It is new year's time and I was busy preparing my resolutions for the next year. Now, I like a systematic method of capturing the information about how I fared and I keep trying out new organizing tools to do so. I have switched from simple notes (as text documents) to sophisticated and personal XML formats to do so.

I decided to use FreeMind as my organizer for this year. In order to ensure that I don't lose time on experimentation with this capturing methodology, I tried it out in the last week of December.

A week's experimentation and I was convinced. It was working out well. In the back of my mind, I was also thinking of the need to take some kind of backup of this data, lest I lose ALL my information because of some stupid mistake.

The stupid mistake was bound to happen sooner than expected. Some wrong keystroke and the file size was reduced to 0. In other words the data in the file was wiped out. I tried using some data recovery software to scan my filesystem and try recovering some backup of the file but it did not work and my week's data was lost!

It was too hard to believe that my data was there just a moment ago and now I don't have it anymore. This made me think how vulnerable our data is. As a co-incidence, the same day, I listened to some podcast where the narrator was explaining the vulnerability of digital data.

Imagine that the entire life form is wiped out suddenly because of some form of 'doomsday' and life regenerates and these new guys don't have a concept of 'digital information'. Imagine that these guys are now doing research similar to the present day 'archeology'. What would they come up with?

“Just a few hundred years back it is believed that there were some intelligent life forms on the earth. We have recovered some evidence that these people were very intelligent. Different people had different roles. We have recovered some highly symmetrically shaped objects. It is believed that a lot of people (yeah, they are referring to software engineers) spent their entire life with these objects. From carbon dating the life of these objects shows that it is very recent, so these people are believed to be doing some very intelligent work although this has not been proven. Also not much inscribed or written data is available from this era. So we believe that they had a sophisticated method of communication.”

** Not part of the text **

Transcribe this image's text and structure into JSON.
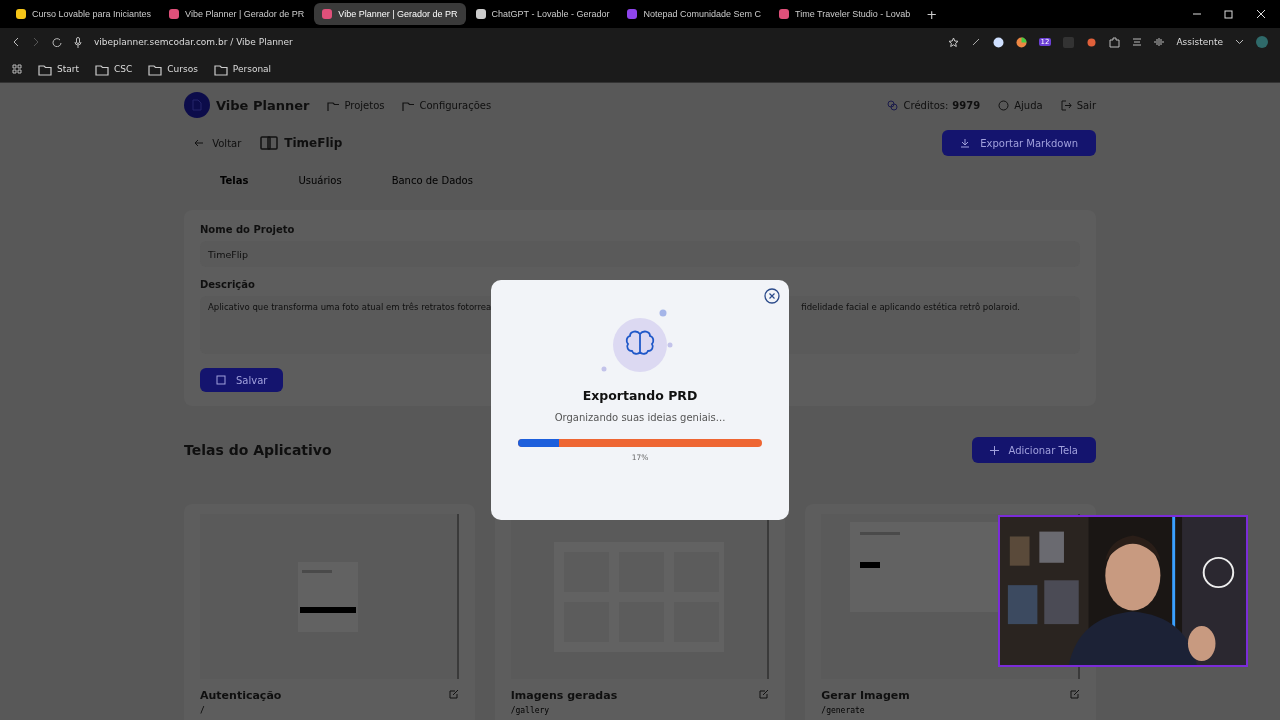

Digital data is so different. We can have multiple copies of it. But then it is all upto our interpretation. The pits on a CD represent how my food looked when I had been on my US trip, but only my computer knows how to interpret this information. Updates mean that new data just overwrites previous data. This is quite different from a traditional paper/pen method of capturing information. I don't, for example, have a way of looking at how my idea evolved from the very beginning to the present. The death of a person can also wipe out so much of information about the person residing in various data stores like mail-boxes, bookmarking sites etc, which give a hint about the personality of the person.

The bottom line is that digital data is vulnerable to loss. So whenever you are churning out data remember this fact. If something is precious, move that out of the digital world and into the real world. Data in digital form no matter how many backups you take is always vulnerable to loss.

Just my 2 cents.